The largest reported growth was in the sale of organic tea © USDA
Sales of organic produce increased by 4% last year despite an overall reduction in grocery spending, according to new figures from the Soil Association.
UK shoppers spent an extra £1.4m on organic products every week in 2014, as the market grew to more than £1.8bn. At the same time, food prices fell by 1.9% and the country’s general food spend went down by more than 1%.
“Feedback from retailers indicates that shoppers are becoming more health conscious and organic products offer answers to questions about food quality and provenance,” the organisation said.
It also claimed that innovation was helping to drive growth within the sector: “The organic sector is embracing innovation in a changing retail landscape with brands adding new and innovative products, keeping customers interested in the sector. The mood among organic [businesses] is confident with 63% predicting growth in 2015 and six out of ten of these (62%) anticipating double-digit growth,” it added.
The reduction in overall food expenditure – fuelled by a surge in popularity for discount retailers such as Aldi and Lidl – has affected food labels in different ways; earlier this week, the Fairtrade Foundation reported a fall in sales of Fairtrade products for the first time in the organisation’s 20-year history.
Soil Association chief executive Helen Browning said; “Three years ago, commentators were writing off the organic market in the UK. Now, with a third year of steady growth, and against a falling overall food market, it’s clear that reports of organic food’s demise were premature to say the least. This reinvigoration may be partly related to an improving economy, but it’s also testament to the fact that retailers and manufacturers who continued to invest in organic lines have continued to thrive.
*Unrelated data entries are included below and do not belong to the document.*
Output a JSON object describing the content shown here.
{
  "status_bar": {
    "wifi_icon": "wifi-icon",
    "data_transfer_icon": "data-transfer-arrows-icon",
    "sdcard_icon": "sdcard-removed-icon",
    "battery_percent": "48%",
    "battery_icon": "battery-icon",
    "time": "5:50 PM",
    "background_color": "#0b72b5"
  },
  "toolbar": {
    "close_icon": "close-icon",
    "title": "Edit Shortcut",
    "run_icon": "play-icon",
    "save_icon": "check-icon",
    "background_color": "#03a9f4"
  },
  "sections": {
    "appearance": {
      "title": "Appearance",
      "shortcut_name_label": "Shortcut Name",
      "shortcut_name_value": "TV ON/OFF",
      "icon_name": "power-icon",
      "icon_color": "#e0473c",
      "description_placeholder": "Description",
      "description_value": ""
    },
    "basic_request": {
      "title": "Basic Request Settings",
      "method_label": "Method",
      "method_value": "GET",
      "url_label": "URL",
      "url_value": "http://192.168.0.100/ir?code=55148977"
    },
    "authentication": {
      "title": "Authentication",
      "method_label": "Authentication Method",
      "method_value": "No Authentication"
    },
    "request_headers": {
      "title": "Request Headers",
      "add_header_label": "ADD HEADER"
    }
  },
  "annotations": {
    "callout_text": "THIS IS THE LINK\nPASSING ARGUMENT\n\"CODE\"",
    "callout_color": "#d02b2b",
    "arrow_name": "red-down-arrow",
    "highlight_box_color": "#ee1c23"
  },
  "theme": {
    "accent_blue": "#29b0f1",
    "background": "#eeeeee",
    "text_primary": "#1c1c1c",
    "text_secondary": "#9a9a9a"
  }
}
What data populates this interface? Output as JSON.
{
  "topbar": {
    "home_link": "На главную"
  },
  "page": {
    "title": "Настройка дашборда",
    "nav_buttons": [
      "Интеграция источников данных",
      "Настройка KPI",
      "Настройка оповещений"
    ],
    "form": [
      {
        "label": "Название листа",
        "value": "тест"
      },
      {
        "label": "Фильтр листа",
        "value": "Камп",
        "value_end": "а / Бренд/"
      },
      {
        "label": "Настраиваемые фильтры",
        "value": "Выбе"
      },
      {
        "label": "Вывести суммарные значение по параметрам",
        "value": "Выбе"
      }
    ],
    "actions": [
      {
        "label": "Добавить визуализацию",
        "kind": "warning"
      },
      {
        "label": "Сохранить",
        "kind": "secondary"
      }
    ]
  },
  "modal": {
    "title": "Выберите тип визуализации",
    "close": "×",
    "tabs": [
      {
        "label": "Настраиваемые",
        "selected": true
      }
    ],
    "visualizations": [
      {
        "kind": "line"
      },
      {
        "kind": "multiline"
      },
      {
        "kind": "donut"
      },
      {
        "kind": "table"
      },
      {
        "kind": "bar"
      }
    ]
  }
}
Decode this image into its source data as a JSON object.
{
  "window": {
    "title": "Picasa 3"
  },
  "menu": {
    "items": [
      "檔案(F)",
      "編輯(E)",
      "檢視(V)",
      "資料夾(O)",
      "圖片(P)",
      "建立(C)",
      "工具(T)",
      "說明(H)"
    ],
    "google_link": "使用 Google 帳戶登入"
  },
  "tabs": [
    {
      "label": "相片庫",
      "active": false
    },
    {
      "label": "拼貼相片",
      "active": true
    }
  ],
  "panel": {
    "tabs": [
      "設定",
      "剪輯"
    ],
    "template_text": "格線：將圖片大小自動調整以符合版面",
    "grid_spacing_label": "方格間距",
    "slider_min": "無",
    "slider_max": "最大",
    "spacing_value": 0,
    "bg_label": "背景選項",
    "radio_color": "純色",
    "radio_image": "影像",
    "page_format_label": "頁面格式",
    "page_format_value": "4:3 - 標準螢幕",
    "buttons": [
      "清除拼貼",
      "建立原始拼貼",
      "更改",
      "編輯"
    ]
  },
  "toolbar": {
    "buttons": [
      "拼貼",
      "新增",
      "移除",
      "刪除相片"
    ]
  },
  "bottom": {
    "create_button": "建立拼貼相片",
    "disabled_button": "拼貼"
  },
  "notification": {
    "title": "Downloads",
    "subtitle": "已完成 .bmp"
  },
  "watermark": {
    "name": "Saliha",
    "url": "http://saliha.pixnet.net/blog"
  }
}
Now, even the discounters are beginning to stock organic ranges.”
© FoodBev Media Ltd 2020